While investment by global brands has traditionally been highest in Tier 1 cities, explains Shaun Rein, managing director of the China Market Research Group, these days, most growth is happening in Tier 3 cities — defined as medium-size cities such as Dalian that are highly entrepreneurial. And it’s luxury that sells.
“The concept of an emerging middle class in China is a myth, says Rein. “In the U.S., blue-collar workers are happy to shop at Macy’s [department store] for life. Here everyone wants to be rich. It’s why middle-class brands like Marks & Spencer and Calvin Klein haven’t done well.”

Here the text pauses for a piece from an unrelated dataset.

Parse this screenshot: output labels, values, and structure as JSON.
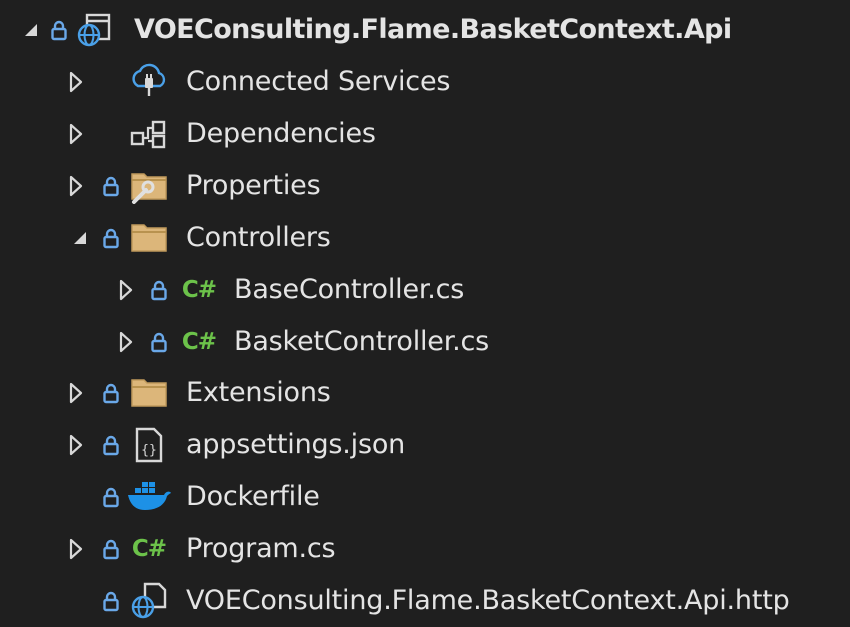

Louis Vuitton has 17 thriving stores in Tier 2 (in developed capital cities such as Chengdu) and Tier 3 cities in China. That’s a good measure of the “luxury readiness” of smaller Chinese cities. Swarovski crystal can be be found in about 200 shops spanning 35-40 Tier 1 through Tier 4 cities (such as Jinhua). Luxury brand consumption is linked directly to the development of cities and commercial real estate, specifically malls and shopping centers.